Whether you've been doing bodyweight workouts, or you've been entirely inactive, this is for you. I don't mean forever, but it’s worth reducing the weight you lift for the first few weeks. As I mentioned earlier, we may have lost some stretch and muscle tissue, so you probably won't be able to lift the numbers we have done previously. Start by leaving a few repetitions in the tank - it could be something from 3-5 reps. As the weeks go on, gradually increase the reps. This way, you know that you are not pushing to failure. Pushing to failure is essential for muscle growth but also puts more stress onto the body. The sorer the body is, the longer it will take to recover. And, we don't want you spending days away from the gym because you are too sore! If you’re going to get your gains and strength back, then you need to be in the gym performing, not nursing your DOMS on the sofa. Over time, the body will get used to the intensity, and then you can go back to training like a beast, leaving nothing in the tank and striving for those PBs!

 

 

3) Choose machines over free weights

 

 

I love a free weight; for me, they’re the most enjoyable lifts to perform and personal bests for me are usually achieved with free weights. But, there is a downside - your body may have forgotten how to execute the lifts with precision, so depending on the amount of time you’ve had off, you may need to pick your selection of exercises wisely.
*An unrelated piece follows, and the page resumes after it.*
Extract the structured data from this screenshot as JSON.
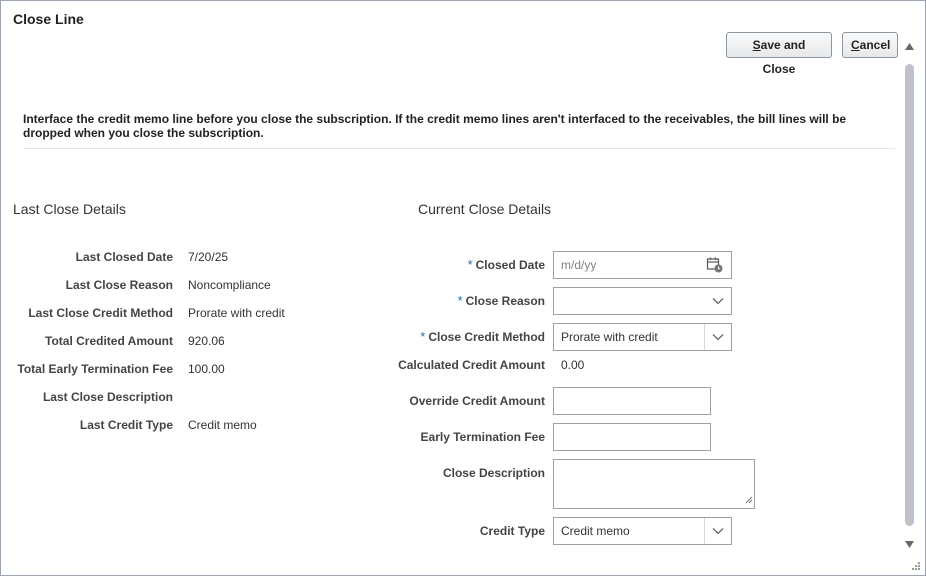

Choose regressions or machines to get your body to reprogram those movement patterns and refresh the muscles that haven't been worked since before lockdown. A barbell deadlift could be replaced with a trap bar and a Romanian deadlift could be substituted with a seated hamstring curl to isolate the working muscle. Then, spend time practicing your conventional lifts weekly, ramping up the intensity, following the reps in reserve procedure as mentioned above.

 

 

 

Remember, we’re all different, so the amount of time it takes to get back to your peak will vary from around 2-6 weeks. Once we’ve allowed our bodies to adjust to training again, we can go back to doing what we do best – lifting with intent and leaving no stone unturned!

 

 

 

 

 

 

Nervous about getting back into your gym routine? Well, here's 4 tips to help you tackle those first session nerves. For more information on increasing those gains and exercise tips and tricks, be sure to follow Nathan over on Instagram.